Before coming to Warwick, I completed a BA at the University of Oxford (French and Italian) and a MA at UCL (Language, History and Culture).
From January to June 2015 I was a visiting predoctoral research fellow at the Max Planck Institute for the History of Science in Berlin (I am a native speaker of German as well as English).
My Phd dissertation sought to shed new light on both the functions of the eighteenth-century natural history of animals and on the then nascent field of political economy by combining the framework of Michel Foucault’s analysis of biopolitics with insights from recent work in animal studies. It argues that in eighteenth-century France both fields of knowledge began to be structured by their concern with how to govern a ‘population’. Each of the four dissertation chapters analyses a different aspect of investigations of insects in order to show how the new figure of the ‘population’ was conceived through the observation of animals. While Foucault was famously silent on the role of animals, this dissertation argues that natural historical observations were crucial in enabling eighteenth-century writers to think through and make visible this new political ‘body’.
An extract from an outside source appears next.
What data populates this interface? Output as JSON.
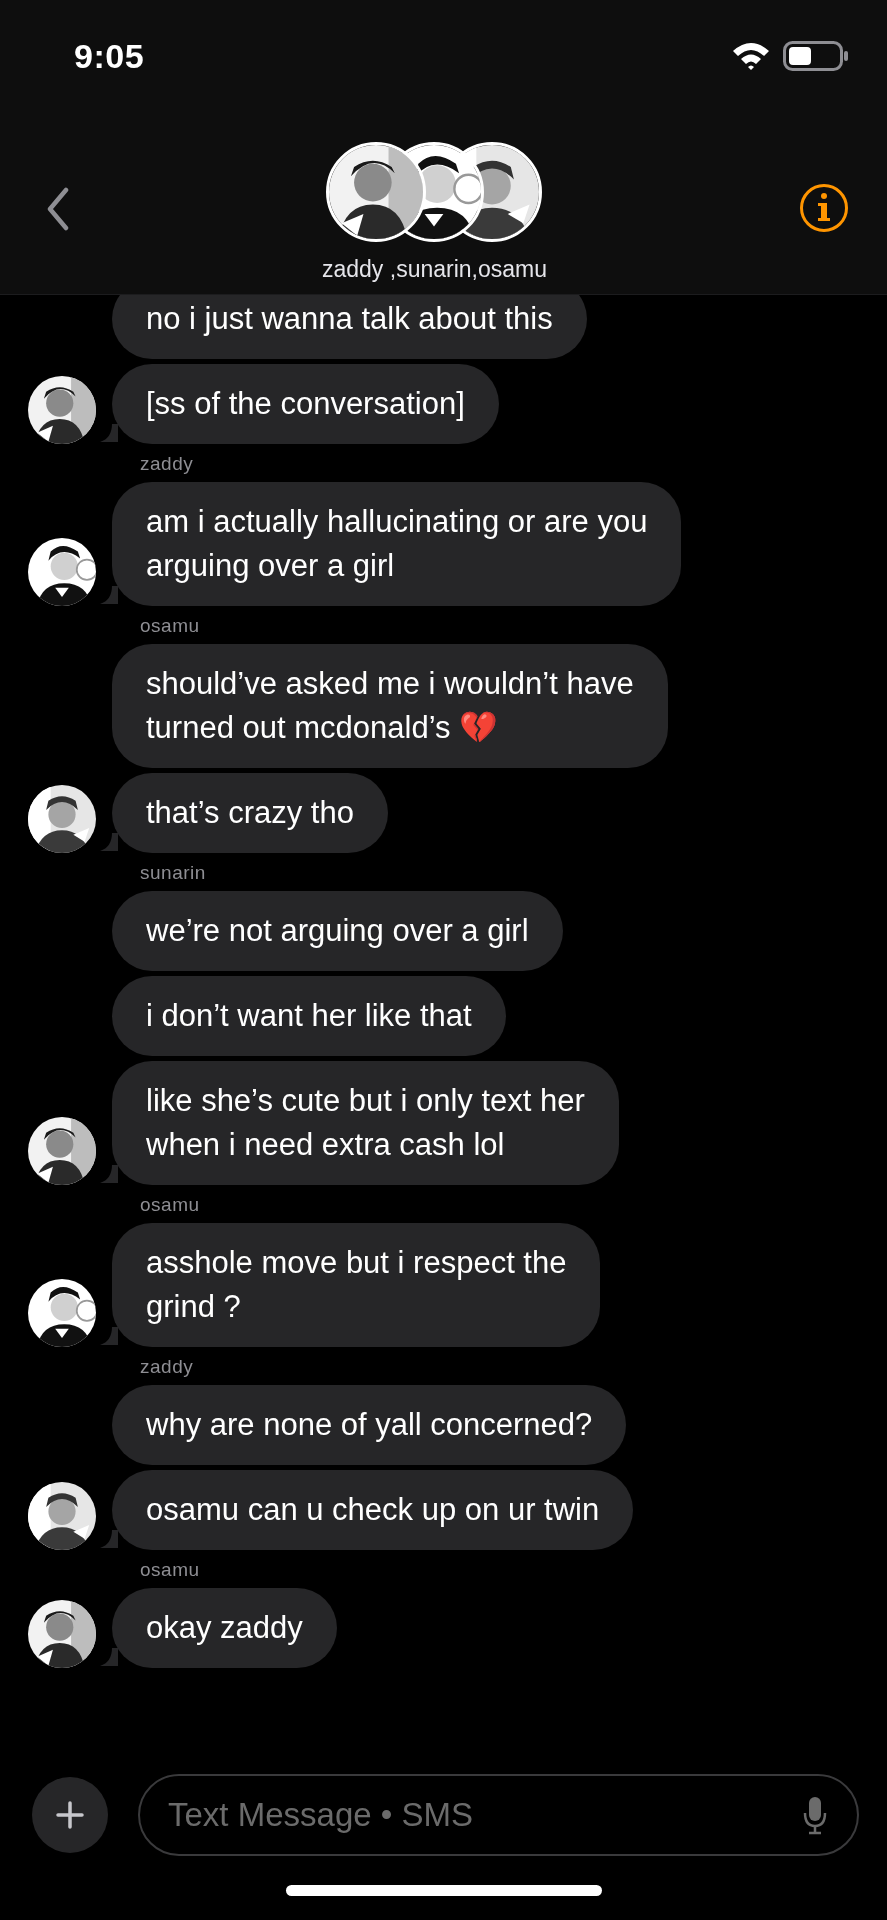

'On Poets and Insects: Figures of the Human Figures of the Insect in Pierre Perrin's Divers Insectes (1645)', French History 28:2 (2014), Special Issue on Animals in French History, 172-187.
Munz, Tania, The Dancing Bees: Karl von Frisch and the Discovery of the Honeybee Language (Chicago: University of Chicago Press, 2016), German History (2016)
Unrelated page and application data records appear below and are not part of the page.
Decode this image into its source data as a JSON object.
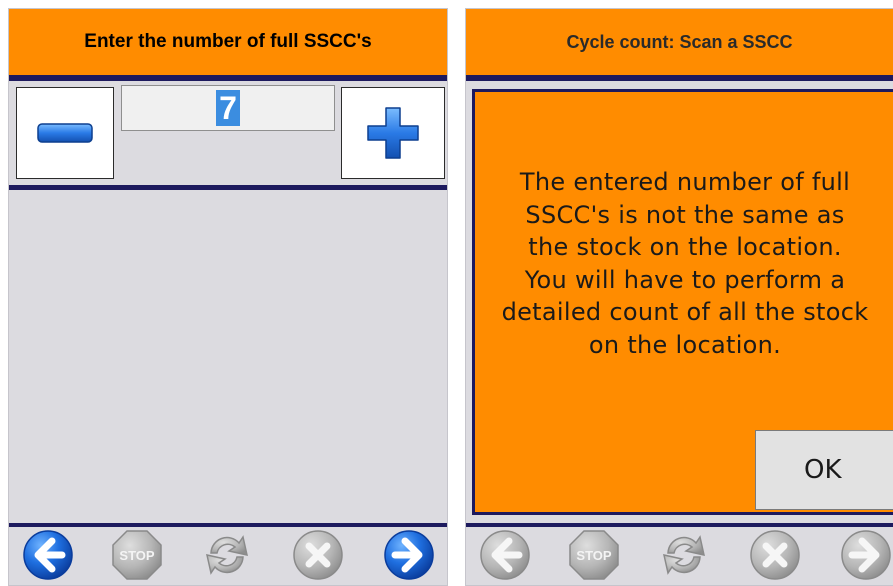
{
  "left": {
    "header": "Enter the number of full SSCC's",
    "count_value": "7"
  },
  "right": {
    "header": "Cycle count: Scan a SSCC",
    "dialog_message": "The entered number of full\nSSCC's is not the same as\nthe stock on the location.\n You will have to perform a\ndetailed count of all the stock\non the location.",
    "ok_label": "OK"
  },
  "footer_icons": {
    "back": "back-arrow-icon",
    "stop": "stop-icon",
    "stop_label": "STOP",
    "refresh": "refresh-icon",
    "cancel": "cancel-icon",
    "next": "forward-arrow-icon"
  },
  "colors": {
    "accent": "#ff8c00",
    "navy": "#1d1a5e",
    "panel": "#dcdbe0",
    "button_blue": "#1560d6"
  }
}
Franck Salaün and Jean-Pierre Schandeler (eds.), Entre belles-lettres et disciplines. Les savoirs au xviiie siècle. Ferney-Voltaire: Centre international d’étude du xviiie siècle, 2011 and Adrien Paschoud and Nathalie Vuillemin (eds.), Penser l’ordre naturel (1680-1810), SVEC 2012:09. Journal for Eighteenth-Century Studies 37.4 (2014), 585.
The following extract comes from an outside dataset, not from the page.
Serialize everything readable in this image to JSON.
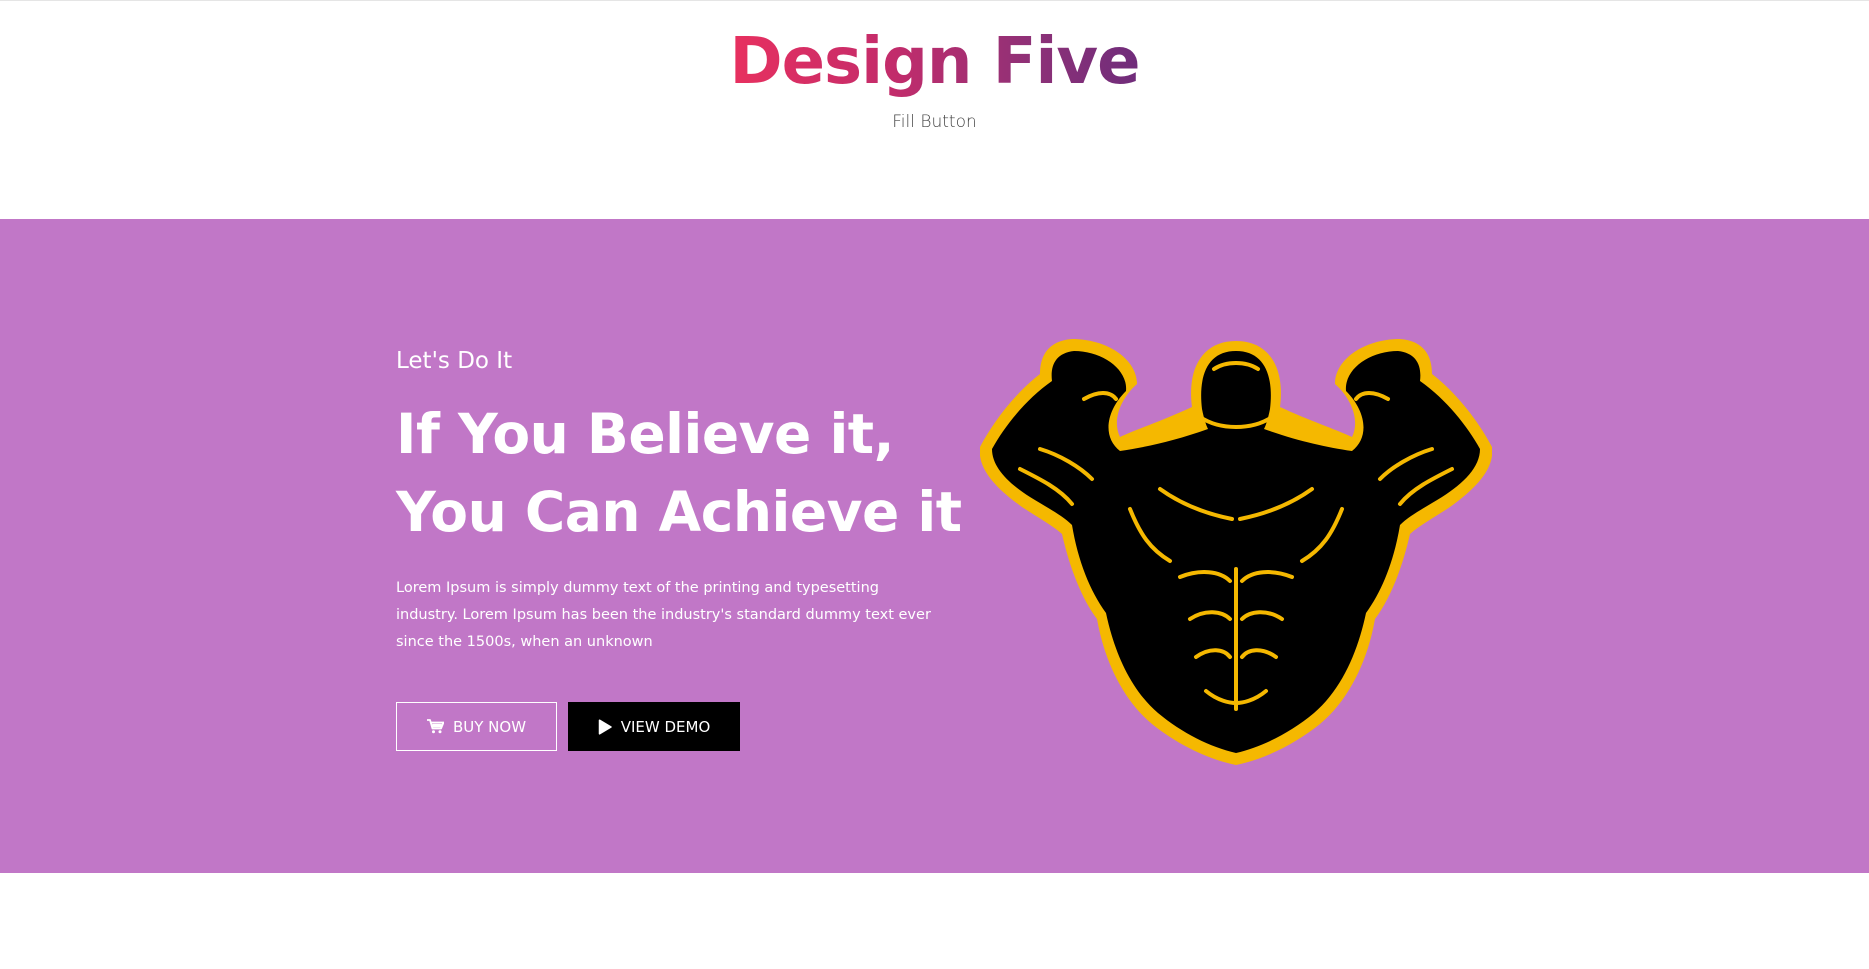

You can also read about our conference in the journal The Learned Pig, where Emilie and I gave an interview.
E dot Wallmann at warwick dot ac dot uk